(Data to process begins)

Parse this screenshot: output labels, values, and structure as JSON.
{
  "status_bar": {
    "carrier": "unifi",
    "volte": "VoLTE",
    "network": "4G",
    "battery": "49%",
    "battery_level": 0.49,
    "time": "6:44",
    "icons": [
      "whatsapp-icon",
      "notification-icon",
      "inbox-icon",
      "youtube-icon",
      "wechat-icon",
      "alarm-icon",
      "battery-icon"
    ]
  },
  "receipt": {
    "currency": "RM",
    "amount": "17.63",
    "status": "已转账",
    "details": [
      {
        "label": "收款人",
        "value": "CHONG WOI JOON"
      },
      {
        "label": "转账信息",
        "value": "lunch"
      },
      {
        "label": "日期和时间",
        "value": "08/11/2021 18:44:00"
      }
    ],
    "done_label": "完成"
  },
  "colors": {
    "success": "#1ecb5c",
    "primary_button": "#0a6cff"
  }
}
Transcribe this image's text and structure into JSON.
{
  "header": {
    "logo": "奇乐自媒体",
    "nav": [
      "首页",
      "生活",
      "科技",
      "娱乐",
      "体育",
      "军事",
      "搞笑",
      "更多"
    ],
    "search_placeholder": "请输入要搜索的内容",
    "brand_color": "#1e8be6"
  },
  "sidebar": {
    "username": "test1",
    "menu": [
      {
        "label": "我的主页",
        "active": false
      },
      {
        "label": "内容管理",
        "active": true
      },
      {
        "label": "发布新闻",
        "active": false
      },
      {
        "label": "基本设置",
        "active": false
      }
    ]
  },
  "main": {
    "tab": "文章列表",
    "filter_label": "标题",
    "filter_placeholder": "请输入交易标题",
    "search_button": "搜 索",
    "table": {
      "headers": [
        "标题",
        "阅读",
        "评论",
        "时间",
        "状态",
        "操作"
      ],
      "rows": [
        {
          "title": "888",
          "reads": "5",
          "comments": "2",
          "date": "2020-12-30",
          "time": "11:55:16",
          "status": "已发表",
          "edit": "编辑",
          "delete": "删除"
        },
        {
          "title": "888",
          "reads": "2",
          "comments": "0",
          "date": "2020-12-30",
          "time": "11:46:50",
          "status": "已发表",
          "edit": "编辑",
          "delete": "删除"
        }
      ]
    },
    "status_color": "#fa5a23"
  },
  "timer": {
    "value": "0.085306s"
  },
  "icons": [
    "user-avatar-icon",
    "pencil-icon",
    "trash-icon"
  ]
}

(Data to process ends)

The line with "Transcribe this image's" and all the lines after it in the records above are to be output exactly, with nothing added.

Response area:
Transcribe this image's text and structure into JSON.
{
  "header": {
    "logo": "奇乐自媒体",
    "nav": [
      "首页",
      "生活",
      "科技",
      "娱乐",
      "体育",
      "军事",
      "搞笑",
      "更多"
    ],
    "search_placeholder": "请输入要搜索的内容",
    "brand_color": "#1e8be6"
  },
  "sidebar": {
    "username": "test1",
    "menu": [
      {
        "label": "我的主页",
        "active": false
      },
      {
        "label": "内容管理",
        "active": true
      },
      {
        "label": "发布新闻",
        "active": false
      },
      {
        "label": "基本设置",
        "active": false
      }
    ]
  },
  "main": {
    "tab": "文章列表",
    "filter_label": "标题",
    "filter_placeholder": "请输入交易标题",
    "search_button": "搜 索",
    "table": {
      "headers": [
        "标题",
        "阅读",
        "评论",
        "时间",
        "状态",
        "操作"
      ],
      "rows": [
        {
          "title": "888",
          "reads": "5",
          "comments": "2",
          "date": "2020-12-30",
          "time": "11:55:16",
          "status": "已发表",
          "edit": "编辑",
          "delete": "删除"
        },
        {
          "title": "888",
          "reads": "2",
          "comments": "0",
          "date": "2020-12-30",
          "time": "11:46:50",
          "status": "已发表",
          "edit": "编辑",
          "delete": "删除"
        }
      ]
    },
    "status_color": "#fa5a23"
  },
  "timer": {
    "value": "0.085306s"
  },
  "icons": [
    "user-avatar-icon",
    "pencil-icon",
    "trash-icon"
  ]
}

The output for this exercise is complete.